ENTRIES SUPPLIED:
_ _ _ _ _ _ _

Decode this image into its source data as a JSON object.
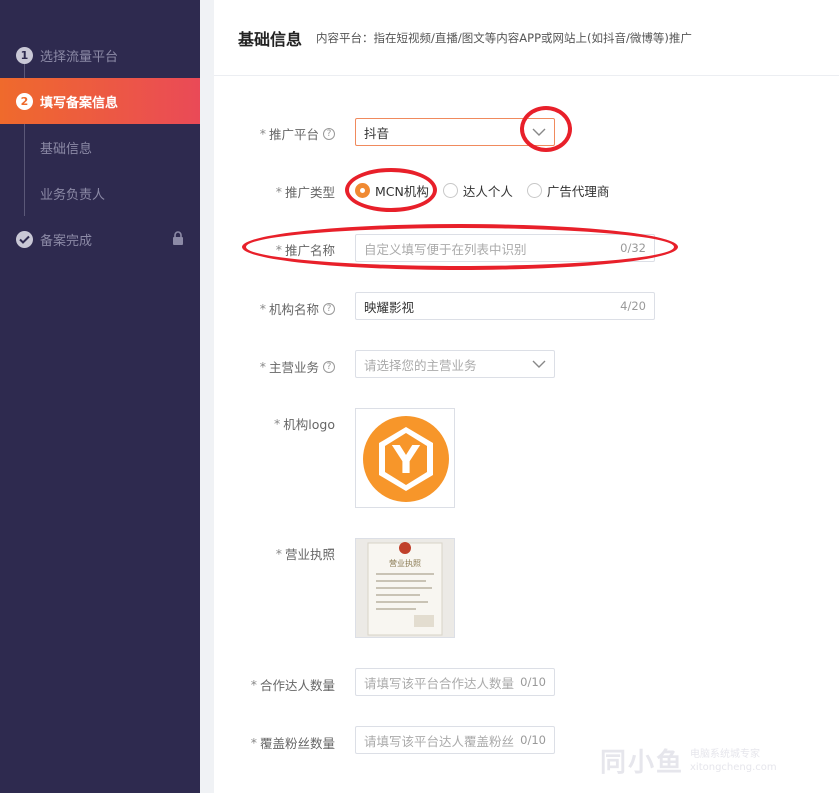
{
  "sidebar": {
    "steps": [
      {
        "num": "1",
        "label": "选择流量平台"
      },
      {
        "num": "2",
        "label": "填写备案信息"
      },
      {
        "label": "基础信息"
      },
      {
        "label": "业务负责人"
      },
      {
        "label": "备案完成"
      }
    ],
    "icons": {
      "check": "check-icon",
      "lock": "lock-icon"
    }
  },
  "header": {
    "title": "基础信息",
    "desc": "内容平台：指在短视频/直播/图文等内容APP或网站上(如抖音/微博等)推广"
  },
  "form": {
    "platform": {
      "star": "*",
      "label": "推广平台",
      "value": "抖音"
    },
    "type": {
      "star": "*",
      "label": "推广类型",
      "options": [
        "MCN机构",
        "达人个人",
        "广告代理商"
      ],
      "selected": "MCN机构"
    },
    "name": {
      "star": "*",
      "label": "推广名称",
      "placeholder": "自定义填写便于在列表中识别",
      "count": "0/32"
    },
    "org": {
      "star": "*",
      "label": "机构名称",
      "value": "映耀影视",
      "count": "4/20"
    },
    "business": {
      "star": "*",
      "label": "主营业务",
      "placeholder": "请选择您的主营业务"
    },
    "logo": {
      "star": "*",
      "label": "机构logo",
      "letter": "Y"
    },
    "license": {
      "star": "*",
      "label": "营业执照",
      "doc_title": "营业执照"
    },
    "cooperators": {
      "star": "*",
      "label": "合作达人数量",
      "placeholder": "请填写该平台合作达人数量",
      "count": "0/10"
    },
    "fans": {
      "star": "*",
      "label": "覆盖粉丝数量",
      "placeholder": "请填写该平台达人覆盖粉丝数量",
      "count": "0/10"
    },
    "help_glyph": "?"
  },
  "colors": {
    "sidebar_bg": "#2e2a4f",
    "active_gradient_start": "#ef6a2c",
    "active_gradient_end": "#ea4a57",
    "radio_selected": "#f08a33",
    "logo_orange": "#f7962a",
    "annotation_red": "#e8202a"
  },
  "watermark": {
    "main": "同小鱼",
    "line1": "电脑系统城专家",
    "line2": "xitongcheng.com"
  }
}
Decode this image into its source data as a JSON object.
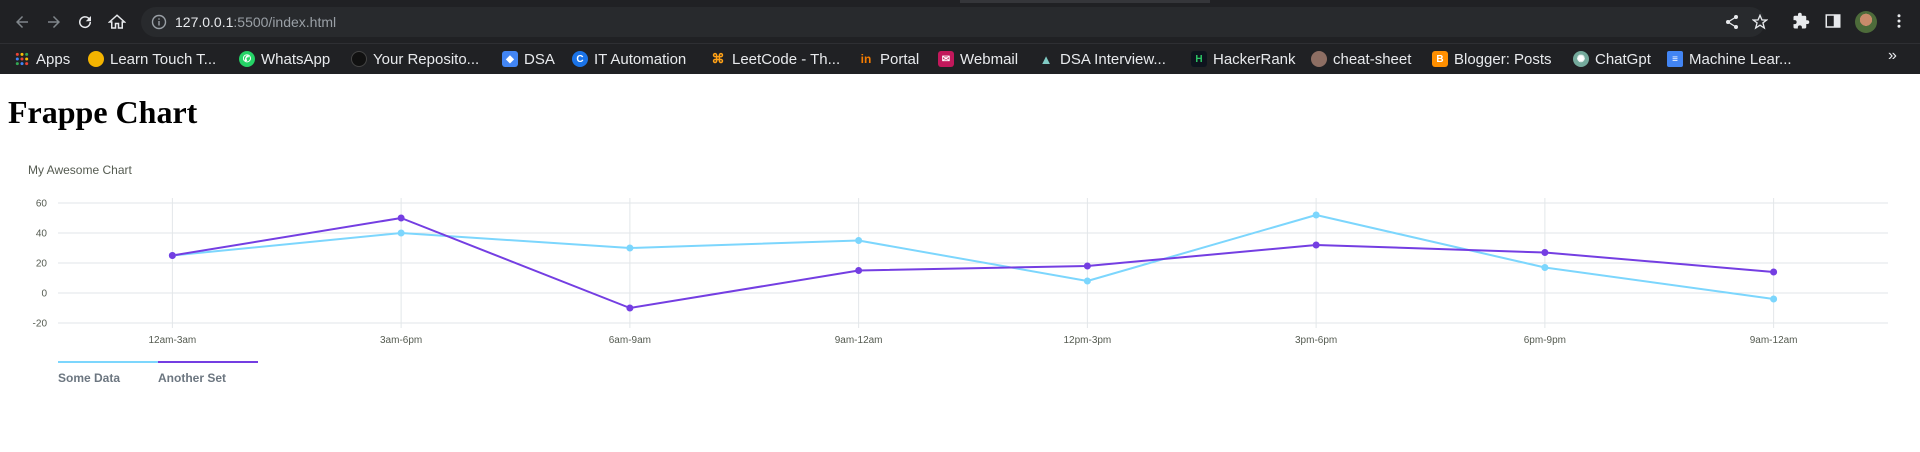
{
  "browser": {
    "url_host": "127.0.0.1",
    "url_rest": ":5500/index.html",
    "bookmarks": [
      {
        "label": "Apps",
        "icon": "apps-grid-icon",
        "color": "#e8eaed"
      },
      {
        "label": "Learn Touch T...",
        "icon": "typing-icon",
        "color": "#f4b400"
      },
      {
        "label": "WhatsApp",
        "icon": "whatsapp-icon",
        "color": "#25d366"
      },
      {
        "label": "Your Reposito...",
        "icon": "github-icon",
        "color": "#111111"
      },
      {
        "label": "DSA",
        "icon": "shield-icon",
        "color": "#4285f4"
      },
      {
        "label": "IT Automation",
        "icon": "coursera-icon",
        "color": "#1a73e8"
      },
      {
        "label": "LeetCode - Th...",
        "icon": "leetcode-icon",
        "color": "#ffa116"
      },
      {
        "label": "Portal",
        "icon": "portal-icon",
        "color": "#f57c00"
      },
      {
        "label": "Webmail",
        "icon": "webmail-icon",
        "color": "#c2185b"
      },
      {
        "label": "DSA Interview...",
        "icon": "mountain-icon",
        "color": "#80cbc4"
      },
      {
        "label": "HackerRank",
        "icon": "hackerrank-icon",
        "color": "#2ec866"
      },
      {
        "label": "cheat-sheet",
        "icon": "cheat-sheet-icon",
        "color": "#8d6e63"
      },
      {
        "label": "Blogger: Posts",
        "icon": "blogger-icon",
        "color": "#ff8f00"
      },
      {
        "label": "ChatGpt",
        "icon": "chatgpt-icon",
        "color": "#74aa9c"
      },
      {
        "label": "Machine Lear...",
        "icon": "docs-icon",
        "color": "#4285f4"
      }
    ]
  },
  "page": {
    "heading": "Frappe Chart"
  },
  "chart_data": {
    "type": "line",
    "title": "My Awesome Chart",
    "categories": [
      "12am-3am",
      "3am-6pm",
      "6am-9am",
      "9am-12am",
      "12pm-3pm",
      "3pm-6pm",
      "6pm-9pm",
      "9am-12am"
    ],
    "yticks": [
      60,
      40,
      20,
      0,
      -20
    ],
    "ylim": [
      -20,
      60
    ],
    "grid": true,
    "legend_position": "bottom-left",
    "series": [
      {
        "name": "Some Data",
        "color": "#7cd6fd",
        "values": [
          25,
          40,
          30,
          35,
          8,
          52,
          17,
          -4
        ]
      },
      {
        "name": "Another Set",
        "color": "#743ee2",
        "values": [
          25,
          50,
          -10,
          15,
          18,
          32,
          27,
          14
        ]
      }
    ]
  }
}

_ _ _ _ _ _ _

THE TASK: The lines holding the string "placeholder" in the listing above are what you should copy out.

YOUR SOLUTION:
      "placeholder": "自定义填写便于在列表中识别",
      "placeholder": "请选择您的主营业务"
      "placeholder": "请填写该平台合作达人数量",
      "placeholder": "请填写该平台达人覆盖粉丝数量",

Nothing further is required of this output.